**Problem statement:** Reproduce the lines below exactly. Skip images.

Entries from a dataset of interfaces
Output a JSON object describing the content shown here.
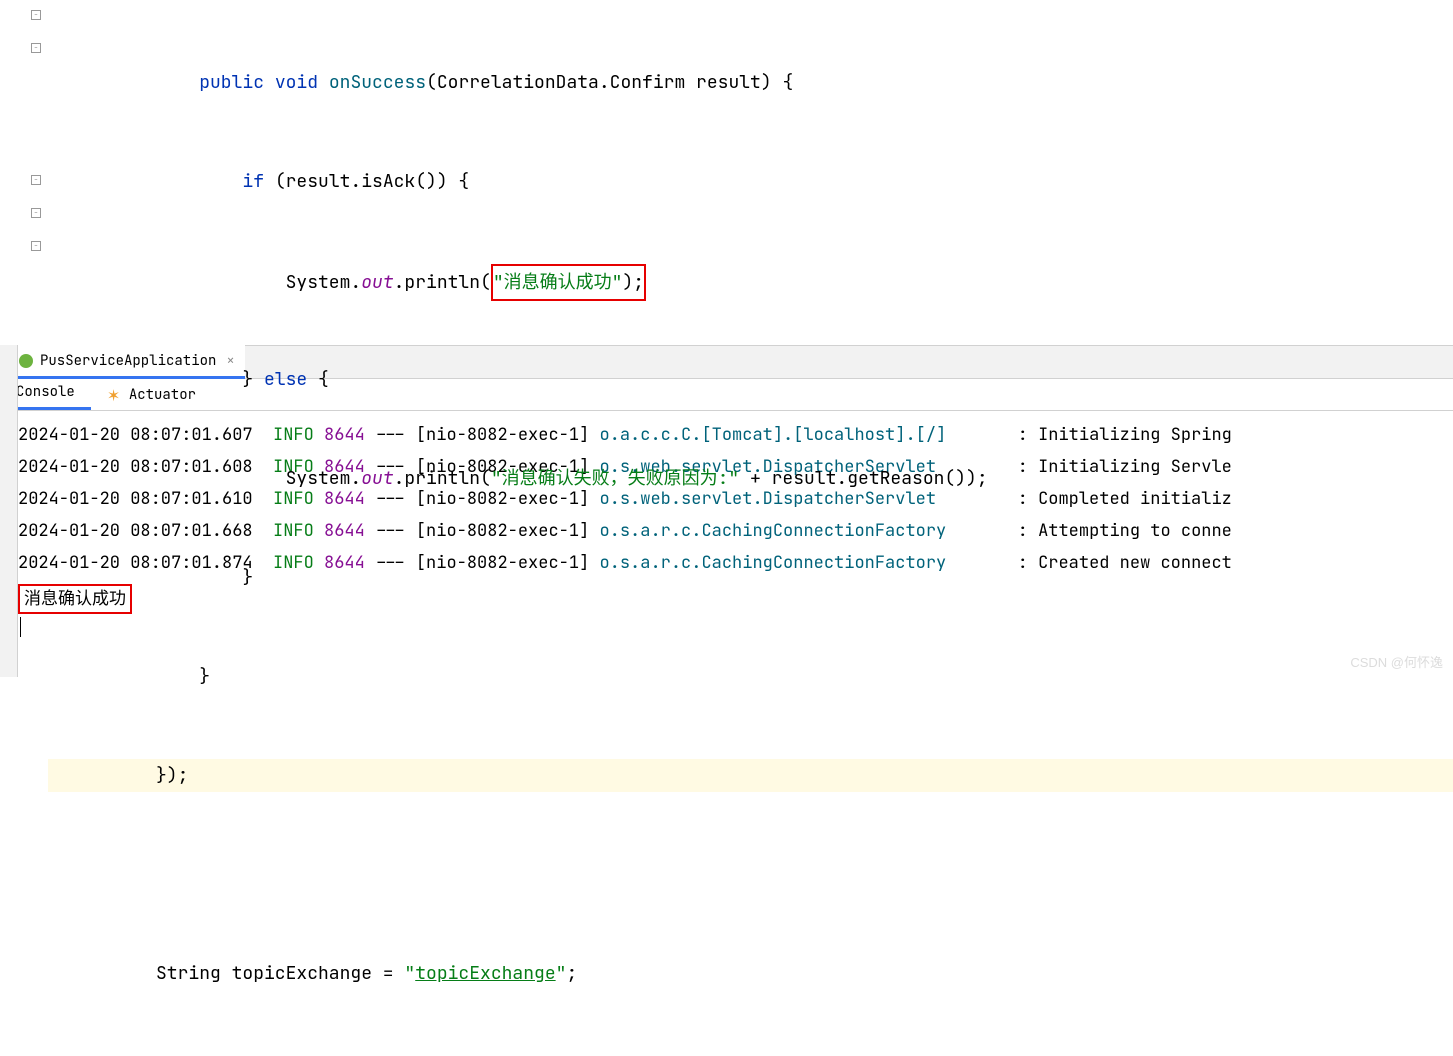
{
  "code": {
    "l1_kw1": "public",
    "l1_kw2": "void",
    "l1_method": "onSuccess",
    "l1_rest": "(CorrelationData.Confirm result) {",
    "l2_kw": "if",
    "l2_rest": " (result.isAck()) {",
    "l3_pre": "System.",
    "l3_out": "out",
    "l3_mid": ".println(",
    "l3_str": "\"消息确认成功\"",
    "l3_end": ");",
    "l4_brace": "} ",
    "l4_kw": "else",
    "l4_rest": " {",
    "l5_pre": "System.",
    "l5_out": "out",
    "l5_mid": ".println(",
    "l5_str": "\"消息确认失败，失败原因为:\"",
    "l5_plus": " + result.getReason());",
    "l6": "}",
    "l7": "}",
    "l8": "});",
    "l10_pre": "String topicExchange = ",
    "l10_str_q1": "\"",
    "l10_str_mid": "topicExchange",
    "l10_str_q2": "\"",
    "l10_end": ";"
  },
  "run_tab": {
    "label": "PusServiceApplication"
  },
  "sub_tabs": {
    "console": "Console",
    "actuator": "Actuator"
  },
  "console": {
    "lines": [
      {
        "ts": "2024-01-20 08:07:01.607",
        "level": "INFO",
        "pid": "8644",
        "thread": "[nio-8082-exec-1]",
        "logger": "o.a.c.c.C.[Tomcat].[localhost].[/]",
        "msg": "Initializing Spring"
      },
      {
        "ts": "2024-01-20 08:07:01.608",
        "level": "INFO",
        "pid": "8644",
        "thread": "[nio-8082-exec-1]",
        "logger": "o.s.web.servlet.DispatcherServlet",
        "msg": "Initializing Servle"
      },
      {
        "ts": "2024-01-20 08:07:01.610",
        "level": "INFO",
        "pid": "8644",
        "thread": "[nio-8082-exec-1]",
        "logger": "o.s.web.servlet.DispatcherServlet",
        "msg": "Completed initializ"
      },
      {
        "ts": "2024-01-20 08:07:01.668",
        "level": "INFO",
        "pid": "8644",
        "thread": "[nio-8082-exec-1]",
        "logger": "o.s.a.r.c.CachingConnectionFactory",
        "msg": "Attempting to conne"
      },
      {
        "ts": "2024-01-20 08:07:01.874",
        "level": "INFO",
        "pid": "8644",
        "thread": "[nio-8082-exec-1]",
        "logger": "o.s.a.r.c.CachingConnectionFactory",
        "msg": "Created new connect"
      }
    ],
    "boxed": "消息确认成功"
  },
  "watermark": "CSDN @何怀逸"
}
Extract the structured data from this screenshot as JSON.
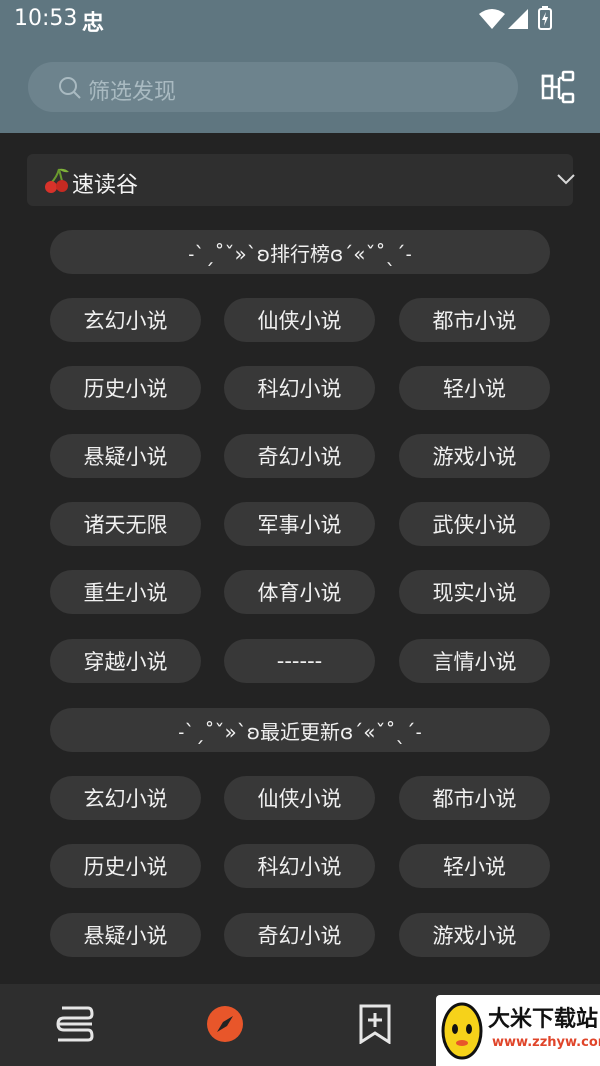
{
  "status_bar": {
    "time": "10:53",
    "app_glyph": "忠"
  },
  "search": {
    "placeholder": "筛选发现"
  },
  "source": {
    "name": "速读谷"
  },
  "sections": [
    {
      "header": "˗ˋˏ˚ˇ»`ʚ排行榜ɞ´«ˇ˚ˎˊ˗",
      "items": [
        "玄幻小说",
        "仙侠小说",
        "都市小说",
        "历史小说",
        "科幻小说",
        "轻小说",
        "悬疑小说",
        "奇幻小说",
        "游戏小说",
        "诸天无限",
        "军事小说",
        "武侠小说",
        "重生小说",
        "体育小说",
        "现实小说",
        "穿越小说",
        "------",
        "言情小说"
      ]
    },
    {
      "header": "˗ˋˏ˚ˇ»`ʚ最近更新ɞ´«ˇ˚ˎˊ˗",
      "items": [
        "玄幻小说",
        "仙侠小说",
        "都市小说",
        "历史小说",
        "科幻小说",
        "轻小说",
        "悬疑小说",
        "奇幻小说",
        "游戏小说"
      ]
    }
  ],
  "bottom_nav": {
    "items": [
      {
        "icon": "bookshelf-icon"
      },
      {
        "icon": "compass-icon",
        "active": true
      },
      {
        "icon": "bookmark-add-icon"
      }
    ]
  },
  "watermark": {
    "title": "大米下载站",
    "url": "www.zzhyw.com"
  },
  "colors": {
    "header_bg": "#5f7680",
    "body_bg": "#232323",
    "pill_bg": "#383838",
    "accent": "#e8562a"
  }
}
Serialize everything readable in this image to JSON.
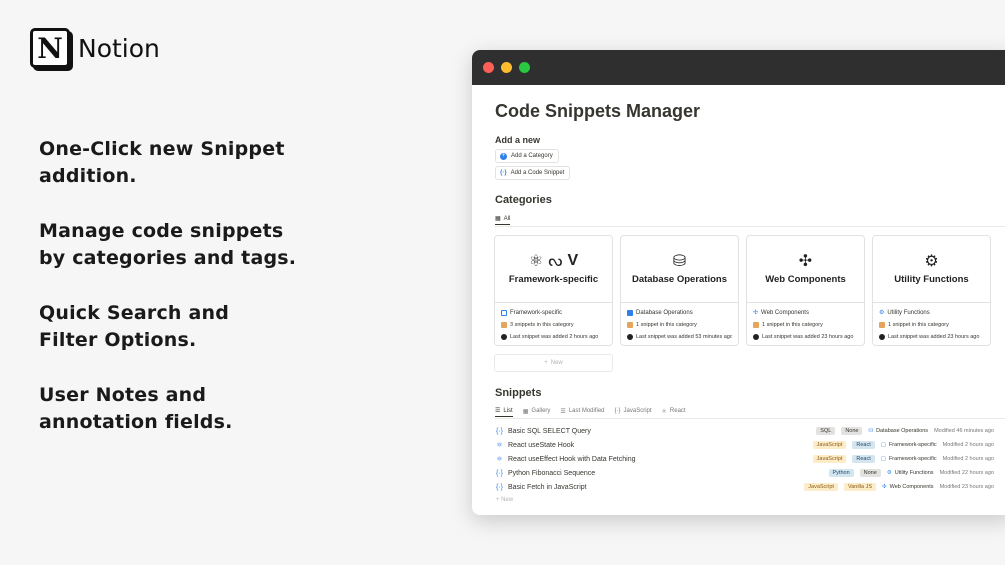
{
  "brand": {
    "logo_letter": "N",
    "name": "Notion"
  },
  "features": [
    "One-Click new Snippet\naddition.",
    "Manage code snippets\nby categories and tags.",
    "Quick Search and\nFilter Options.",
    "User Notes and\nannotation fields."
  ],
  "window": {
    "title": "Code Snippets Manager",
    "add_heading": "Add a new",
    "add_category": "Add a Category",
    "add_snippet": "Add a Code Snippet",
    "categories_heading": "Categories",
    "categories_tab": "All",
    "categories": [
      {
        "title": "Framework-specific",
        "icons": [
          "⚛",
          "ᔓ",
          "V"
        ],
        "name": "Framework-specific",
        "name_icon": "square-outline-icon",
        "count": "3 snippets in this category",
        "last": "Last snippet was added 2 hours ago"
      },
      {
        "title": "Database Operations",
        "icons": [
          "⛁"
        ],
        "name": "Database Operations",
        "name_icon": "database-icon",
        "count": "1 snippet in this category",
        "last": "Last snippet was added 53 minutes ago"
      },
      {
        "title": "Web Components",
        "icons": [
          "✣"
        ],
        "name": "Web Components",
        "name_icon": "puzzle-icon",
        "count": "1 snippet in this category",
        "last": "Last snippet was added 23 hours ago"
      },
      {
        "title": "Utility Functions",
        "icons": [
          "⚙"
        ],
        "name": "Utility Functions",
        "name_icon": "gears-icon",
        "count": "1 snippet in this category",
        "last": "Last snippet was added 23 hours ago"
      }
    ],
    "new_label": "New",
    "snippets_heading": "Snippets",
    "snippet_tabs": [
      "List",
      "Gallery",
      "Last Modified",
      "JavaScript",
      "React"
    ],
    "snippets": [
      {
        "icon": "{·}",
        "name": "Basic SQL SELECT Query",
        "tags": [
          {
            "label": "SQL",
            "bg": "#e3e2e0",
            "fg": "#37352f"
          },
          {
            "label": "None",
            "bg": "#e3e2e0",
            "fg": "#37352f"
          }
        ],
        "category": "Database Operations",
        "cat_icon": "⛁",
        "modified": "Modified 46 minutes ago"
      },
      {
        "icon": "⚛",
        "name": "React useState Hook",
        "tags": [
          {
            "label": "JavaScript",
            "bg": "#fdecc8",
            "fg": "#8a5a16"
          },
          {
            "label": "React",
            "bg": "#d3e5ef",
            "fg": "#28456c"
          }
        ],
        "category": "Framework-specific",
        "cat_icon": "▢",
        "modified": "Modified 2 hours ago"
      },
      {
        "icon": "⚛",
        "name": "React useEffect Hook with Data Fetching",
        "tags": [
          {
            "label": "JavaScript",
            "bg": "#fdecc8",
            "fg": "#8a5a16"
          },
          {
            "label": "React",
            "bg": "#d3e5ef",
            "fg": "#28456c"
          }
        ],
        "category": "Framework-specific",
        "cat_icon": "▢",
        "modified": "Modified 2 hours ago"
      },
      {
        "icon": "{·}",
        "name": "Python Fibonacci Sequence",
        "tags": [
          {
            "label": "Python",
            "bg": "#d3e5ef",
            "fg": "#28456c"
          },
          {
            "label": "None",
            "bg": "#e3e2e0",
            "fg": "#37352f"
          }
        ],
        "category": "Utility Functions",
        "cat_icon": "⚙",
        "modified": "Modified 22 hours ago"
      },
      {
        "icon": "{·}",
        "name": "Basic Fetch in JavaScript",
        "tags": [
          {
            "label": "JavaScript",
            "bg": "#fdecc8",
            "fg": "#8a5a16"
          },
          {
            "label": "Vanilla JS",
            "bg": "#fdecc8",
            "fg": "#8a5a16"
          }
        ],
        "category": "Web Components",
        "cat_icon": "✣",
        "modified": "Modified 23 hours ago"
      }
    ]
  }
}
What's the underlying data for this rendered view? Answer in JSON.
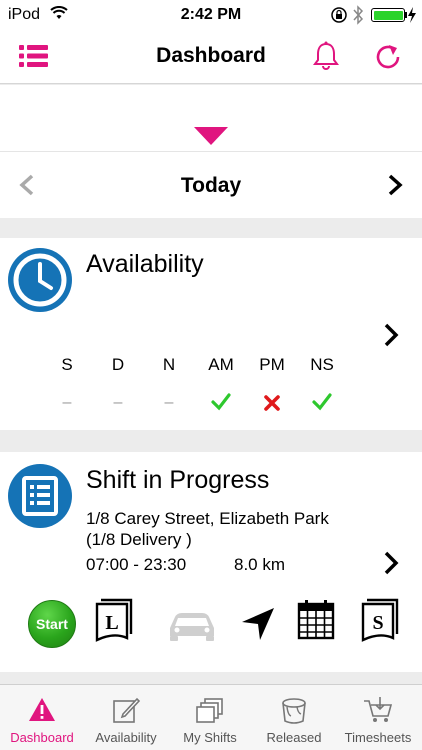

**Result:**
Output a JSON object describing the content shown here.
{
  "code": {
    "l1_kw1": "public",
    "l1_kw2": "void",
    "l1_method": "onSuccess",
    "l1_rest": "(CorrelationData.Confirm result) {",
    "l2_kw": "if",
    "l2_rest": " (result.isAck()) {",
    "l3_pre": "System.",
    "l3_out": "out",
    "l3_mid": ".println(",
    "l3_str": "\"消息确认成功\"",
    "l3_end": ");",
    "l4_brace": "} ",
    "l4_kw": "else",
    "l4_rest": " {",
    "l5_pre": "System.",
    "l5_out": "out",
    "l5_mid": ".println(",
    "l5_str": "\"消息确认失败，失败原因为:\"",
    "l5_plus": " + result.getReason());",
    "l6": "}",
    "l7": "}",
    "l8": "});",
    "l10_pre": "String topicExchange = ",
    "l10_str_q1": "\"",
    "l10_str_mid": "topicExchange",
    "l10_str_q2": "\"",
    "l10_end": ";"
  },
  "run_tab": {
    "label": "PusServiceApplication"
  },
  "sub_tabs": {
    "console": "Console",
    "actuator": "Actuator"
  },
  "console": {
    "lines": [
      {
        "ts": "2024-01-20 08:07:01.607",
        "level": "INFO",
        "pid": "8644",
        "thread": "[nio-8082-exec-1]",
        "logger": "o.a.c.c.C.[Tomcat].[localhost].[/]",
        "msg": "Initializing Spring"
      },
      {
        "ts": "2024-01-20 08:07:01.608",
        "level": "INFO",
        "pid": "8644",
        "thread": "[nio-8082-exec-1]",
        "logger": "o.s.web.servlet.DispatcherServlet",
        "msg": "Initializing Servle"
      },
      {
        "ts": "2024-01-20 08:07:01.610",
        "level": "INFO",
        "pid": "8644",
        "thread": "[nio-8082-exec-1]",
        "logger": "o.s.web.servlet.DispatcherServlet",
        "msg": "Completed initializ"
      },
      {
        "ts": "2024-01-20 08:07:01.668",
        "level": "INFO",
        "pid": "8644",
        "thread": "[nio-8082-exec-1]",
        "logger": "o.s.a.r.c.CachingConnectionFactory",
        "msg": "Attempting to conne"
      },
      {
        "ts": "2024-01-20 08:07:01.874",
        "level": "INFO",
        "pid": "8644",
        "thread": "[nio-8082-exec-1]",
        "logger": "o.s.a.r.c.CachingConnectionFactory",
        "msg": "Created new connect"
      }
    ],
    "boxed": "消息确认成功"
  },
  "watermark": "CSDN @何怀逸"
}
Extract the structured data from this screenshot as JSON.
{
  "status_bar": {
    "time": "10:53",
    "app_glyph": "忠"
  },
  "search": {
    "placeholder": "筛选发现"
  },
  "source": {
    "name": "速读谷"
  },
  "sections": [
    {
      "header": "˗ˋˏ˚ˇ»`ʚ排行榜ɞ´«ˇ˚ˎˊ˗",
      "items": [
        "玄幻小说",
        "仙侠小说",
        "都市小说",
        "历史小说",
        "科幻小说",
        "轻小说",
        "悬疑小说",
        "奇幻小说",
        "游戏小说",
        "诸天无限",
        "军事小说",
        "武侠小说",
        "重生小说",
        "体育小说",
        "现实小说",
        "穿越小说",
        "------",
        "言情小说"
      ]
    },
    {
      "header": "˗ˋˏ˚ˇ»`ʚ最近更新ɞ´«ˇ˚ˎˊ˗",
      "items": [
        "玄幻小说",
        "仙侠小说",
        "都市小说",
        "历史小说",
        "科幻小说",
        "轻小说",
        "悬疑小说",
        "奇幻小说",
        "游戏小说"
      ]
    }
  ],
  "bottom_nav": {
    "items": [
      {
        "icon": "bookshelf-icon"
      },
      {
        "icon": "compass-icon",
        "active": true
      },
      {
        "icon": "bookmark-add-icon"
      }
    ]
  },
  "watermark": {
    "title": "大米下载站",
    "url": "www.zzhyw.com"
  },
  "colors": {
    "header_bg": "#5f7680",
    "body_bg": "#232323",
    "pill_bg": "#383838",
    "accent": "#e8562a"
  }
}
Serialize everything readable in this image to JSON.
{
  "brand": {
    "logo_letter": "N",
    "name": "Notion"
  },
  "features": [
    "One-Click new Snippet\naddition.",
    "Manage code snippets\nby categories and tags.",
    "Quick Search and\nFilter Options.",
    "User Notes and\nannotation fields."
  ],
  "window": {
    "title": "Code Snippets Manager",
    "add_heading": "Add a new",
    "add_category": "Add a Category",
    "add_snippet": "Add a Code Snippet",
    "categories_heading": "Categories",
    "categories_tab": "All",
    "categories": [
      {
        "title": "Framework-specific",
        "icons": [
          "⚛",
          "ᔓ",
          "V"
        ],
        "name": "Framework-specific",
        "name_icon": "square-outline-icon",
        "count": "3 snippets in this category",
        "last": "Last snippet was added 2 hours ago"
      },
      {
        "title": "Database Operations",
        "icons": [
          "⛁"
        ],
        "name": "Database Operations",
        "name_icon": "database-icon",
        "count": "1 snippet in this category",
        "last": "Last snippet was added 53 minutes ago"
      },
      {
        "title": "Web Components",
        "icons": [
          "✣"
        ],
        "name": "Web Components",
        "name_icon": "puzzle-icon",
        "count": "1 snippet in this category",
        "last": "Last snippet was added 23 hours ago"
      },
      {
        "title": "Utility Functions",
        "icons": [
          "⚙"
        ],
        "name": "Utility Functions",
        "name_icon": "gears-icon",
        "count": "1 snippet in this category",
        "last": "Last snippet was added 23 hours ago"
      }
    ],
    "new_label": "New",
    "snippets_heading": "Snippets",
    "snippet_tabs": [
      "List",
      "Gallery",
      "Last Modified",
      "JavaScript",
      "React"
    ],
    "snippets": [
      {
        "icon": "{·}",
        "name": "Basic SQL SELECT Query",
        "tags": [
          {
            "label": "SQL",
            "bg": "#e3e2e0",
            "fg": "#37352f"
          },
          {
            "label": "None",
            "bg": "#e3e2e0",
            "fg": "#37352f"
          }
        ],
        "category": "Database Operations",
        "cat_icon": "⛁",
        "modified": "Modified 46 minutes ago"
      },
      {
        "icon": "⚛",
        "name": "React useState Hook",
        "tags": [
          {
            "label": "JavaScript",
            "bg": "#fdecc8",
            "fg": "#8a5a16"
          },
          {
            "label": "React",
            "bg": "#d3e5ef",
            "fg": "#28456c"
          }
        ],
        "category": "Framework-specific",
        "cat_icon": "▢",
        "modified": "Modified 2 hours ago"
      },
      {
        "icon": "⚛",
        "name": "React useEffect Hook with Data Fetching",
        "tags": [
          {
            "label": "JavaScript",
            "bg": "#fdecc8",
            "fg": "#8a5a16"
          },
          {
            "label": "React",
            "bg": "#d3e5ef",
            "fg": "#28456c"
          }
        ],
        "category": "Framework-specific",
        "cat_icon": "▢",
        "modified": "Modified 2 hours ago"
      },
      {
        "icon": "{·}",
        "name": "Python Fibonacci Sequence",
        "tags": [
          {
            "label": "Python",
            "bg": "#d3e5ef",
            "fg": "#28456c"
          },
          {
            "label": "None",
            "bg": "#e3e2e0",
            "fg": "#37352f"
          }
        ],
        "category": "Utility Functions",
        "cat_icon": "⚙",
        "modified": "Modified 22 hours ago"
      },
      {
        "icon": "{·}",
        "name": "Basic Fetch in JavaScript",
        "tags": [
          {
            "label": "JavaScript",
            "bg": "#fdecc8",
            "fg": "#8a5a16"
          },
          {
            "label": "Vanilla JS",
            "bg": "#fdecc8",
            "fg": "#8a5a16"
          }
        ],
        "category": "Web Components",
        "cat_icon": "✣",
        "modified": "Modified 23 hours ago"
      }
    ]
  }
}
What's the underlying data for this rendered view? Answer in JSON.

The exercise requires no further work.